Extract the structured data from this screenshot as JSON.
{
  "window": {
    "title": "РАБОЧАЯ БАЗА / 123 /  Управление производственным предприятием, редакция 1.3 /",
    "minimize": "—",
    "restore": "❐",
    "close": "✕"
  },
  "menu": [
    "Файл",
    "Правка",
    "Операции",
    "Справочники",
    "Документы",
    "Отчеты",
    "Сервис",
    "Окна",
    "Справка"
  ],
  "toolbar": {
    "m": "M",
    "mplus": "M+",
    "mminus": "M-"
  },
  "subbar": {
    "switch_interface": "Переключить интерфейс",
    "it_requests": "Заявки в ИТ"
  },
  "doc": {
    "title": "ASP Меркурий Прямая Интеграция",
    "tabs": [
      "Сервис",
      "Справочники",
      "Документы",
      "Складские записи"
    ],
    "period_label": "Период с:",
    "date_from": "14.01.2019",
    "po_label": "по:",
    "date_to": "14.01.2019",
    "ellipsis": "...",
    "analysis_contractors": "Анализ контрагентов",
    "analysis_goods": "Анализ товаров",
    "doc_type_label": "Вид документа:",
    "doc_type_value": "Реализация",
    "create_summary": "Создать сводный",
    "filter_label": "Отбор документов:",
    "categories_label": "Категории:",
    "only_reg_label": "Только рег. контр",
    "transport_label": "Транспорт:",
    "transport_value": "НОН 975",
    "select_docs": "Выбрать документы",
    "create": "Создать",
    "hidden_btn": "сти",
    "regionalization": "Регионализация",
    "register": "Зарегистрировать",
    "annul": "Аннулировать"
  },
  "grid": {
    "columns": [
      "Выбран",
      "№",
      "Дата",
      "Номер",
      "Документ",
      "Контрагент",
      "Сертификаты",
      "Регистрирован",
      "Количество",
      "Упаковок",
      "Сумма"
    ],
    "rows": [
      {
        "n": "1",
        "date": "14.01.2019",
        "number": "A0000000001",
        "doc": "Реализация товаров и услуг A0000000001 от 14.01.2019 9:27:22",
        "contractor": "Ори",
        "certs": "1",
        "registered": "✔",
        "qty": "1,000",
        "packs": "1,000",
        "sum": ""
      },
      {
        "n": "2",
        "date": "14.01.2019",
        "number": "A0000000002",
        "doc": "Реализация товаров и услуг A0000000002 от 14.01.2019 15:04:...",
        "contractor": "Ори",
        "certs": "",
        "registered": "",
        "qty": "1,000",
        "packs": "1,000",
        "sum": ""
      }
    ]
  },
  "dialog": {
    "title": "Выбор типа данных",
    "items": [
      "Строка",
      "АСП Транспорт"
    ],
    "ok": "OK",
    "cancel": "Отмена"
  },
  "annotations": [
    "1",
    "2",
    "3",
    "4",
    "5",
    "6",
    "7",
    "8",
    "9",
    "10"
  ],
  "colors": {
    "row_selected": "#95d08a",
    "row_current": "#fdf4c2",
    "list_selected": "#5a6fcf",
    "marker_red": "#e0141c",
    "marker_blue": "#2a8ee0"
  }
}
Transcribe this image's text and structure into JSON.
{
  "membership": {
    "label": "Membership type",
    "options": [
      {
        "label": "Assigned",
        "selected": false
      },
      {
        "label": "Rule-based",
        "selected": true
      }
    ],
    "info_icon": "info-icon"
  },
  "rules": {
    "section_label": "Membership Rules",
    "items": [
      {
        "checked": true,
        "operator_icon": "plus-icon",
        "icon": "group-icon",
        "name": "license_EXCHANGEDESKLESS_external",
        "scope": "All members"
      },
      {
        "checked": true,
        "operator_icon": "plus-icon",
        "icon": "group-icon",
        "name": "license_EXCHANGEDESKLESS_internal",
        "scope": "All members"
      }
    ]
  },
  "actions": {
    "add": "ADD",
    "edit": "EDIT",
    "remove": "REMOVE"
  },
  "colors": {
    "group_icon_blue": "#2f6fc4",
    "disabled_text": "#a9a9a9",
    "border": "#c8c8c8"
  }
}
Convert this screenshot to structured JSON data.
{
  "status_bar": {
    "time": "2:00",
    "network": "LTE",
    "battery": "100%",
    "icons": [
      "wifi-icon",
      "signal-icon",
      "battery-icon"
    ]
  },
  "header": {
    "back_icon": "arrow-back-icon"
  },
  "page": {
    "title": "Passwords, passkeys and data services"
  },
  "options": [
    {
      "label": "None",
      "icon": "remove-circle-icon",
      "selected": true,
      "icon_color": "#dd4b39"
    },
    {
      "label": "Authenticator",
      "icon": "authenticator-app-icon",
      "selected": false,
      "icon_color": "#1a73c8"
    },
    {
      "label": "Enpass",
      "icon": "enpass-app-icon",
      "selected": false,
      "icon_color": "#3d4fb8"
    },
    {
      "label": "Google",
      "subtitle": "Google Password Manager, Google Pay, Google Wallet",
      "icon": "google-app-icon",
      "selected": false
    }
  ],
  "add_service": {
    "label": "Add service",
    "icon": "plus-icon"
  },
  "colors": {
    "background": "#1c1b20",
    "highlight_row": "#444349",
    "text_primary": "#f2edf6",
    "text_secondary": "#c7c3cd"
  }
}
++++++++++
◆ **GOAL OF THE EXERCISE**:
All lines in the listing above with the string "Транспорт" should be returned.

◆ **RESPONSE BOX**:
    "transport_label": "Транспорт:",
      "АСП Транспорт"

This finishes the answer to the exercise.